Requirement: In this exercise, every entry is to be copied exactly.

Entries shown:
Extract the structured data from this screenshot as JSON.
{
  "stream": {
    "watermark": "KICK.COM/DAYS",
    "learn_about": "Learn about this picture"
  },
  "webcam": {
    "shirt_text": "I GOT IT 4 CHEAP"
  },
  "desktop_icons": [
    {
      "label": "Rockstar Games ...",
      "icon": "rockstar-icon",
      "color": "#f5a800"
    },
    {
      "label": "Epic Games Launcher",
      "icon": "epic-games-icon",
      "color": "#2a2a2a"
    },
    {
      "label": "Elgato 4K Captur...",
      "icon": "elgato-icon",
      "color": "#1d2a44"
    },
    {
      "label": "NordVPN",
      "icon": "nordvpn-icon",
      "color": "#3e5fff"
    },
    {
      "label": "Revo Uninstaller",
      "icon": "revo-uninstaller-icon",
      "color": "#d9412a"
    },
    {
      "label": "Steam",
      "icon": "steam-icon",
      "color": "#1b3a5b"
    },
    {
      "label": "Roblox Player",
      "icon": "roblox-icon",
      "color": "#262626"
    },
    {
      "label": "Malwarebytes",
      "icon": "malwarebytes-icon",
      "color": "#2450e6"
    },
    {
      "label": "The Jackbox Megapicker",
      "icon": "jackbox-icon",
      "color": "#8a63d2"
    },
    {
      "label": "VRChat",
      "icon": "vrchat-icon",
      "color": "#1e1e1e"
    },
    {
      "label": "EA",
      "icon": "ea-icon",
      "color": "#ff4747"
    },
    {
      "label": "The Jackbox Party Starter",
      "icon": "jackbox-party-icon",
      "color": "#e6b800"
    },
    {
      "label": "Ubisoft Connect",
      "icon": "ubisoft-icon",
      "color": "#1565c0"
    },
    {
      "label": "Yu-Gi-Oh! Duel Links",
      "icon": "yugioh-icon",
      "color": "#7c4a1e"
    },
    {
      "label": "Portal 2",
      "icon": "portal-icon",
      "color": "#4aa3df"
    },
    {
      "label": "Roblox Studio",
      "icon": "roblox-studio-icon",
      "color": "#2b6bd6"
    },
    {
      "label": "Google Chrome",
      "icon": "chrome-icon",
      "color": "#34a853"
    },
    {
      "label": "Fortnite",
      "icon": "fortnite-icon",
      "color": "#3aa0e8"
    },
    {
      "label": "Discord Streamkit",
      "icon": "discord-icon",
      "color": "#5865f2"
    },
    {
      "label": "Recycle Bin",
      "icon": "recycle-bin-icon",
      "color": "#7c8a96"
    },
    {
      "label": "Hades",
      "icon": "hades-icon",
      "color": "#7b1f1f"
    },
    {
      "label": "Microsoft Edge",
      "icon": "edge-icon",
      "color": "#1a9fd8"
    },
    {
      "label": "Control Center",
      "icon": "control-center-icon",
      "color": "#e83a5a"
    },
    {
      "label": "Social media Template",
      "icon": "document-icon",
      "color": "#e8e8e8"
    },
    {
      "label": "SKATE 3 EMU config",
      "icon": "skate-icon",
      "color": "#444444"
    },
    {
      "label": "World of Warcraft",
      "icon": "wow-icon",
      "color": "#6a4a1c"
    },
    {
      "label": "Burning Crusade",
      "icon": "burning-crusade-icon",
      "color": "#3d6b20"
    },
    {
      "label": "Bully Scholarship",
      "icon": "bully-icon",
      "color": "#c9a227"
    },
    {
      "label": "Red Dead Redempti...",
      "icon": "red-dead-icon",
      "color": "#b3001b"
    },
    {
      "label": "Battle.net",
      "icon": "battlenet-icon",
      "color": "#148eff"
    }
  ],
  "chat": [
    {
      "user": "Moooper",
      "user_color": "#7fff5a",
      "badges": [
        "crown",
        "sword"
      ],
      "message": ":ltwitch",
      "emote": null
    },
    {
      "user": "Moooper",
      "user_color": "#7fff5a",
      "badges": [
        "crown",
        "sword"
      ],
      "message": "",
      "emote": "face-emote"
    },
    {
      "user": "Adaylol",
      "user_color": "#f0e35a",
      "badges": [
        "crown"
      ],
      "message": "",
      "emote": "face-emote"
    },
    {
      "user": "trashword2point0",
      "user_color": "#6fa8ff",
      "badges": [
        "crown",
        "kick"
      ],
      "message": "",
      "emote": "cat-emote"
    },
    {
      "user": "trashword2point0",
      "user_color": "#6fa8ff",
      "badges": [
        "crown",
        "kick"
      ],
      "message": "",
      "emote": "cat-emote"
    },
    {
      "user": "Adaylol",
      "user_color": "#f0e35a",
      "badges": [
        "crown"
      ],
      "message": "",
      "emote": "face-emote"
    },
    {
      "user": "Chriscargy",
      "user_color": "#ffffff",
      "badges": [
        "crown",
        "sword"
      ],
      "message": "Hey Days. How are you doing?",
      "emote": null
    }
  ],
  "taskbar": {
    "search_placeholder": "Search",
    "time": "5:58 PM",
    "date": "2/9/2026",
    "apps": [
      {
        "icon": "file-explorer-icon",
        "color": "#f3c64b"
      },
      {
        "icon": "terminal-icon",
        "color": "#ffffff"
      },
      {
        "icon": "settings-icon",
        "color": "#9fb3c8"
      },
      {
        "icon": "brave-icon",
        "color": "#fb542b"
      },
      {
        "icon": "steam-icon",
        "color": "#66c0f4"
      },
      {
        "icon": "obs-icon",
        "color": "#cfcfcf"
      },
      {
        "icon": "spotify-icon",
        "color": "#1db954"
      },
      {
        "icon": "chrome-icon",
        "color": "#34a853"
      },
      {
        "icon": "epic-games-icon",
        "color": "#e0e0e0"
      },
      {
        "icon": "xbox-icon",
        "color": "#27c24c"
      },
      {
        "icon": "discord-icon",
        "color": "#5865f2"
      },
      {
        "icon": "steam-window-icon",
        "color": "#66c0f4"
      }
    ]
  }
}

Task answer:
Extract the structured data from this screenshot as JSON.
{
  "stream": {
    "watermark": "KICK.COM/DAYS",
    "learn_about": "Learn about this picture"
  },
  "webcam": {
    "shirt_text": "I GOT IT 4 CHEAP"
  },
  "desktop_icons": [
    {
      "label": "Rockstar Games ...",
      "icon": "rockstar-icon",
      "color": "#f5a800"
    },
    {
      "label": "Epic Games Launcher",
      "icon": "epic-games-icon",
      "color": "#2a2a2a"
    },
    {
      "label": "Elgato 4K Captur...",
      "icon": "elgato-icon",
      "color": "#1d2a44"
    },
    {
      "label": "NordVPN",
      "icon": "nordvpn-icon",
      "color": "#3e5fff"
    },
    {
      "label": "Revo Uninstaller",
      "icon": "revo-uninstaller-icon",
      "color": "#d9412a"
    },
    {
      "label": "Steam",
      "icon": "steam-icon",
      "color": "#1b3a5b"
    },
    {
      "label": "Roblox Player",
      "icon": "roblox-icon",
      "color": "#262626"
    },
    {
      "label": "Malwarebytes",
      "icon": "malwarebytes-icon",
      "color": "#2450e6"
    },
    {
      "label": "The Jackbox Megapicker",
      "icon": "jackbox-icon",
      "color": "#8a63d2"
    },
    {
      "label": "VRChat",
      "icon": "vrchat-icon",
      "color": "#1e1e1e"
    },
    {
      "label": "EA",
      "icon": "ea-icon",
      "color": "#ff4747"
    },
    {
      "label": "The Jackbox Party Starter",
      "icon": "jackbox-party-icon",
      "color": "#e6b800"
    },
    {
      "label": "Ubisoft Connect",
      "icon": "ubisoft-icon",
      "color": "#1565c0"
    },
    {
      "label": "Yu-Gi-Oh! Duel Links",
      "icon": "yugioh-icon",
      "color": "#7c4a1e"
    },
    {
      "label": "Portal 2",
      "icon": "portal-icon",
      "color": "#4aa3df"
    },
    {
      "label": "Roblox Studio",
      "icon": "roblox-studio-icon",
      "color": "#2b6bd6"
    },
    {
      "label": "Google Chrome",
      "icon": "chrome-icon",
      "color": "#34a853"
    },
    {
      "label": "Fortnite",
      "icon": "fortnite-icon",
      "color": "#3aa0e8"
    },
    {
      "label": "Discord Streamkit",
      "icon": "discord-icon",
      "color": "#5865f2"
    },
    {
      "label": "Recycle Bin",
      "icon": "recycle-bin-icon",
      "color": "#7c8a96"
    },
    {
      "label": "Hades",
      "icon": "hades-icon",
      "color": "#7b1f1f"
    },
    {
      "label": "Microsoft Edge",
      "icon": "edge-icon",
      "color": "#1a9fd8"
    },
    {
      "label": "Control Center",
      "icon": "control-center-icon",
      "color": "#e83a5a"
    },
    {
      "label": "Social media Template",
      "icon": "document-icon",
      "color": "#e8e8e8"
    },
    {
      "label": "SKATE 3 EMU config",
      "icon": "skate-icon",
      "color": "#444444"
    },
    {
      "label": "World of Warcraft",
      "icon": "wow-icon",
      "color": "#6a4a1c"
    },
    {
      "label": "Burning Crusade",
      "icon": "burning-crusade-icon",
      "color": "#3d6b20"
    },
    {
      "label": "Bully Scholarship",
      "icon": "bully-icon",
      "color": "#c9a227"
    },
    {
      "label": "Red Dead Redempti...",
      "icon": "red-dead-icon",
      "color": "#b3001b"
    },
    {
      "label": "Battle.net",
      "icon": "battlenet-icon",
      "color": "#148eff"
    }
  ],
  "chat": [
    {
      "user": "Moooper",
      "user_color": "#7fff5a",
      "badges": [
        "crown",
        "sword"
      ],
      "message": ":ltwitch",
      "emote": null
    },
    {
      "user": "Moooper",
      "user_color": "#7fff5a",
      "badges": [
        "crown",
        "sword"
      ],
      "message": "",
      "emote": "face-emote"
    },
    {
      "user": "Adaylol",
      "user_color": "#f0e35a",
      "badges": [
        "crown"
      ],
      "message": "",
      "emote": "face-emote"
    },
    {
      "user": "trashword2point0",
      "user_color": "#6fa8ff",
      "badges": [
        "crown",
        "kick"
      ],
      "message": "",
      "emote": "cat-emote"
    },
    {
      "user": "trashword2point0",
      "user_color": "#6fa8ff",
      "badges": [
        "crown",
        "kick"
      ],
      "message": "",
      "emote": "cat-emote"
    },
    {
      "user": "Adaylol",
      "user_color": "#f0e35a",
      "badges": [
        "crown"
      ],
      "message": "",
      "emote": "face-emote"
    },
    {
      "user": "Chriscargy",
      "user_color": "#ffffff",
      "badges": [
        "crown",
        "sword"
      ],
      "message": "Hey Days. How are you doing?",
      "emote": null
    }
  ],
  "taskbar": {
    "search_placeholder": "Search",
    "time": "5:58 PM",
    "date": "2/9/2026",
    "apps": [
      {
        "icon": "file-explorer-icon",
        "color": "#f3c64b"
      },
      {
        "icon": "terminal-icon",
        "color": "#ffffff"
      },
      {
        "icon": "settings-icon",
        "color": "#9fb3c8"
      },
      {
        "icon": "brave-icon",
        "color": "#fb542b"
      },
      {
        "icon": "steam-icon",
        "color": "#66c0f4"
      },
      {
        "icon": "obs-icon",
        "color": "#cfcfcf"
      },
      {
        "icon": "spotify-icon",
        "color": "#1db954"
      },
      {
        "icon": "chrome-icon",
        "color": "#34a853"
      },
      {
        "icon": "epic-games-icon",
        "color": "#e0e0e0"
      },
      {
        "icon": "xbox-icon",
        "color": "#27c24c"
      },
      {
        "icon": "discord-icon",
        "color": "#5865f2"
      },
      {
        "icon": "steam-window-icon",
        "color": "#66c0f4"
      }
    ]
  }
}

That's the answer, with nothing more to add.